Computer storage space has transformed over recent years to a point where we are actually talking about how many terabytes we have in our systems instead of how many bytes or gigabytes. Home Theater PC’s are no longer limited by storage space thanks to this affordability of storage. I’ve been slowly upgrading the storage available on my HTPC’s by purchasing larger hard drives in the past few years and this year now have two 1-terabyte drives in my main HTPC computer. As I was installing my most recent 1-Terabyte drive I wondered how much storage other HTPC owners had on their systems.
A user on the SageTV forums started a poll of of the SageTV users and I added a poll on this very question of the remaining two, big-three major HTPC software makers.
How Much Hard Drive Space do HTPC users have?

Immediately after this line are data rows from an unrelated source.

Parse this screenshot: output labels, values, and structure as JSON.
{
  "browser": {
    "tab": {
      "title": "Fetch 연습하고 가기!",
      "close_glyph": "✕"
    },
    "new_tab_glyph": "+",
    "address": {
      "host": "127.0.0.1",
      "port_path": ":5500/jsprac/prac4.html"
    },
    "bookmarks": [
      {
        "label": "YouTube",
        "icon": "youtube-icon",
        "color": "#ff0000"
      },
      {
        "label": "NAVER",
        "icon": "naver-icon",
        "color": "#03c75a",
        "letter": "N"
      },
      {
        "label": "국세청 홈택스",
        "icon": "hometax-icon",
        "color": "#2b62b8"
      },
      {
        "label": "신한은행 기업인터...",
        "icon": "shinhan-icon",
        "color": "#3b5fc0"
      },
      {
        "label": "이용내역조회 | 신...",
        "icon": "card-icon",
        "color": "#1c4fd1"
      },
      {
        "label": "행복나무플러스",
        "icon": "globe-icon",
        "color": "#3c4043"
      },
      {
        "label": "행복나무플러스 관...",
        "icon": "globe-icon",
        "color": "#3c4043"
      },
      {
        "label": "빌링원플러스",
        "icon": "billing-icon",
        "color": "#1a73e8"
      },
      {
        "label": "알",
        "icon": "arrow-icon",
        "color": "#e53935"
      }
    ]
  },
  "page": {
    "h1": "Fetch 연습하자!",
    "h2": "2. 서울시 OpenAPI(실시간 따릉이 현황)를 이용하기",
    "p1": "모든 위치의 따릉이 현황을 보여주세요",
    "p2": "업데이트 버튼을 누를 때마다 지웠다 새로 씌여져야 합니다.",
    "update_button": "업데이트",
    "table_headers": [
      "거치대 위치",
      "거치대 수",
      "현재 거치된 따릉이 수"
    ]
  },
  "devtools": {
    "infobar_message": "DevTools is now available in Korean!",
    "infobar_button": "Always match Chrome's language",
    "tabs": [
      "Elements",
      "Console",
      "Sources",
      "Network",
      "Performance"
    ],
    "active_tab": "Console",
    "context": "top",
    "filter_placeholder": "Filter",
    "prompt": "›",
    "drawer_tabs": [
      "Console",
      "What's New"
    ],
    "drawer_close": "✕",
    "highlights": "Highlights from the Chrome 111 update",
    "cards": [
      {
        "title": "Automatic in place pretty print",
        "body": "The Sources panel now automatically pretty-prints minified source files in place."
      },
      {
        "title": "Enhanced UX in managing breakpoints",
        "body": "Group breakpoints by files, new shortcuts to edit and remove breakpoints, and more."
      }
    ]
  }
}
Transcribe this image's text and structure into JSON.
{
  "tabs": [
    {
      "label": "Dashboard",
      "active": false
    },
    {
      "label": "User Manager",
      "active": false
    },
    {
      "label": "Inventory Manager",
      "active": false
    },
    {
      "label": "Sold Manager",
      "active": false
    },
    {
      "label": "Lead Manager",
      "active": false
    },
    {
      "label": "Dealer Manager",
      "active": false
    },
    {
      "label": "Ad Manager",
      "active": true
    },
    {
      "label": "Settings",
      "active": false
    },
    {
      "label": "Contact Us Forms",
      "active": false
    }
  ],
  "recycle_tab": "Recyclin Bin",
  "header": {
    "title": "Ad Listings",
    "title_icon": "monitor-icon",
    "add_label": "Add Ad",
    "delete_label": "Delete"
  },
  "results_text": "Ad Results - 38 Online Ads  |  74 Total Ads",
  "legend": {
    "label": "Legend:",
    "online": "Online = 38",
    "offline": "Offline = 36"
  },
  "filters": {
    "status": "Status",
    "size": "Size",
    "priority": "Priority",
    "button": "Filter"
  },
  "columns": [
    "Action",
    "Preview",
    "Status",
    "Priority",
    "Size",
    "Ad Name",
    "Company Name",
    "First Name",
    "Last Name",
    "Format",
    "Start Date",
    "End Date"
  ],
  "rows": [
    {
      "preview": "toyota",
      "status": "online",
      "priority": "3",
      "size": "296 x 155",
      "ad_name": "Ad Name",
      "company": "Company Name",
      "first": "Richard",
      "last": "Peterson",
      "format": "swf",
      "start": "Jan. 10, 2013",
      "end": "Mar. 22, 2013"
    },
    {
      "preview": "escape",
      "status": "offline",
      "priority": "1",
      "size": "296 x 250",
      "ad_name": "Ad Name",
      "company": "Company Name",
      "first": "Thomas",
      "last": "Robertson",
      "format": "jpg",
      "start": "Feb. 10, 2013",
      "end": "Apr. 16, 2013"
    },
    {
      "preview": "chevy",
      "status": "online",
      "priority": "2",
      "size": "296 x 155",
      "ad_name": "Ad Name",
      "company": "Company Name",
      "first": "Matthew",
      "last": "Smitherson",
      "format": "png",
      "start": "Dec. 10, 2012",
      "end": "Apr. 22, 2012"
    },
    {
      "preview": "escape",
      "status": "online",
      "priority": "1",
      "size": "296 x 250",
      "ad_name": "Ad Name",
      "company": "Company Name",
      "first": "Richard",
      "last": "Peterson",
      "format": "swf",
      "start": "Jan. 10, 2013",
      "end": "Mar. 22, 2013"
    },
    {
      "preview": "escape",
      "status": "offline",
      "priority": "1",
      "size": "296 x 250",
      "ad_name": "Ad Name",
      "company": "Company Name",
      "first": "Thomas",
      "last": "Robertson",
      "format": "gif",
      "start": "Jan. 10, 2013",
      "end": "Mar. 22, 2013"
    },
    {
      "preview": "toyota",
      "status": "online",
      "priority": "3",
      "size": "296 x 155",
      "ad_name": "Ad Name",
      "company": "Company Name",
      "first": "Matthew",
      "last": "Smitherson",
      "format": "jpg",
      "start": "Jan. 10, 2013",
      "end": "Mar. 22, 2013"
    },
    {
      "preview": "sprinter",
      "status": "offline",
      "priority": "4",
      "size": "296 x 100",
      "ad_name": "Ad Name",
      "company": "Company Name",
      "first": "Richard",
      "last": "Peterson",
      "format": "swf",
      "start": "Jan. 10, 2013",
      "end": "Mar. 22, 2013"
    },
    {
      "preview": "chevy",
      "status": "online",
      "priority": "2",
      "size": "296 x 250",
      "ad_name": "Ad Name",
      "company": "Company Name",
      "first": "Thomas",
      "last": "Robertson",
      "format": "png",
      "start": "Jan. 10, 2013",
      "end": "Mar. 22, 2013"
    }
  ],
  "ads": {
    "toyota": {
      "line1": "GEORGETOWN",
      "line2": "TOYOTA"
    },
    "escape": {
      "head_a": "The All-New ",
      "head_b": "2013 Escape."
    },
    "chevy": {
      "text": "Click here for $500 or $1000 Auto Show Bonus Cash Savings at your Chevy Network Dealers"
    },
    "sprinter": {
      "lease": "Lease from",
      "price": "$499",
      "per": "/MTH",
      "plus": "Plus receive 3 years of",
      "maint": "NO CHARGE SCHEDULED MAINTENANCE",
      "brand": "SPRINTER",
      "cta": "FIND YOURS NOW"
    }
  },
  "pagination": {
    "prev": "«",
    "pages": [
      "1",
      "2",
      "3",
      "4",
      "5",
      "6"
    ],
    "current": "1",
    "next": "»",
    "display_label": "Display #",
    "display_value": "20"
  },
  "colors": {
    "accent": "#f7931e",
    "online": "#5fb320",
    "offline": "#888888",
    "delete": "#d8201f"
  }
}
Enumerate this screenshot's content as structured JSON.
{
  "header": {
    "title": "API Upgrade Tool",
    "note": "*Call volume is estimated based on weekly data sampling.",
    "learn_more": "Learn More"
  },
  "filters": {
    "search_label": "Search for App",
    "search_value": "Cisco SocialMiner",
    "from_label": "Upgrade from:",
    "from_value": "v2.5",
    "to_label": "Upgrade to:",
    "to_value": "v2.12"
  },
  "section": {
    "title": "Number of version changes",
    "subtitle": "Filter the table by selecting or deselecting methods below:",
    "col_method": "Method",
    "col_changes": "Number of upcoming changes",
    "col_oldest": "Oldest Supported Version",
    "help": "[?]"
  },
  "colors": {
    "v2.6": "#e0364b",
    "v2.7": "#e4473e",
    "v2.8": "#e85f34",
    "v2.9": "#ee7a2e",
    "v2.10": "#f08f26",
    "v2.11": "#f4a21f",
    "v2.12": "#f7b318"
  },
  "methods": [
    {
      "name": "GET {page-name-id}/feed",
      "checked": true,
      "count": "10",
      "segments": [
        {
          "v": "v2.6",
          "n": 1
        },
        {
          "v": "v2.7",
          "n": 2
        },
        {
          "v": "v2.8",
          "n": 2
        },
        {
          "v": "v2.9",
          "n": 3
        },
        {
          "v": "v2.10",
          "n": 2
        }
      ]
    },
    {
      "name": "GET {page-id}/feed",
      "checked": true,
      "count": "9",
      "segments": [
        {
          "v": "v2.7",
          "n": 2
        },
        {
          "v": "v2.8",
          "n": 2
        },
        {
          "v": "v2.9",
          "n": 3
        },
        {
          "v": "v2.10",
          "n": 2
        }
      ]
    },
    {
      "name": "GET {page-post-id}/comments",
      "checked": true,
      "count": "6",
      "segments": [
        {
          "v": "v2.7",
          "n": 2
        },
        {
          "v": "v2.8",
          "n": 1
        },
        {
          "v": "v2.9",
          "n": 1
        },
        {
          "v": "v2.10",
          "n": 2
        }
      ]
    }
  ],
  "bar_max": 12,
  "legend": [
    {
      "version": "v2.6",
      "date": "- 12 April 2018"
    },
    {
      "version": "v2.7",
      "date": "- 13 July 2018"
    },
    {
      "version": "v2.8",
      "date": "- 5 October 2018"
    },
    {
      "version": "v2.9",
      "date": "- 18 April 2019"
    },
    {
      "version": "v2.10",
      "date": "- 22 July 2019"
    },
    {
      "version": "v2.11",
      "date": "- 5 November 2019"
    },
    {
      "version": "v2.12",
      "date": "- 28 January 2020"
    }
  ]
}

It’s quite amazing that 77% of the sampled HTPC users have over 1 Terabyte of storage. Even more significant is the 30% of the sampled HTPC users have over 3 Terabytes of storage on their HTPC’s! My guess is that as that sample size increased, the numbers would go down some, but the direction is definitely going towards the Terabyte-Plus category for HTPC’s. Those drives can hold a lot of HD Recorded shows, DVDs, Music and other Media…
To view or even submit how much HTPC storage space you have in your setup check out the polls at the following forums:
GreenButton Forum Poll (mostly MCE and VMC users, but includes other HTPC software users as well)
So the answer to “how much is enough” is a personal one, but I’d say the HTPC crowd would answer - “it’s never enough” as long as prices go down and there’s media to store.
In case you’re curious, I fall into the 3TB-Plus crowd. I have 1 Terabyte just for recorded shows which is overkill, but during Prime-Time television season we can record everything we want – wait a few months to decide on pilots we actually want to watch or not and delete those we never get to. For the rest, I’ve archive my large movie and music collection and server the entire house (and on the road) with my media. It probably takes a little geekiness to appreciate this sort of thing – but I think I fit the bill.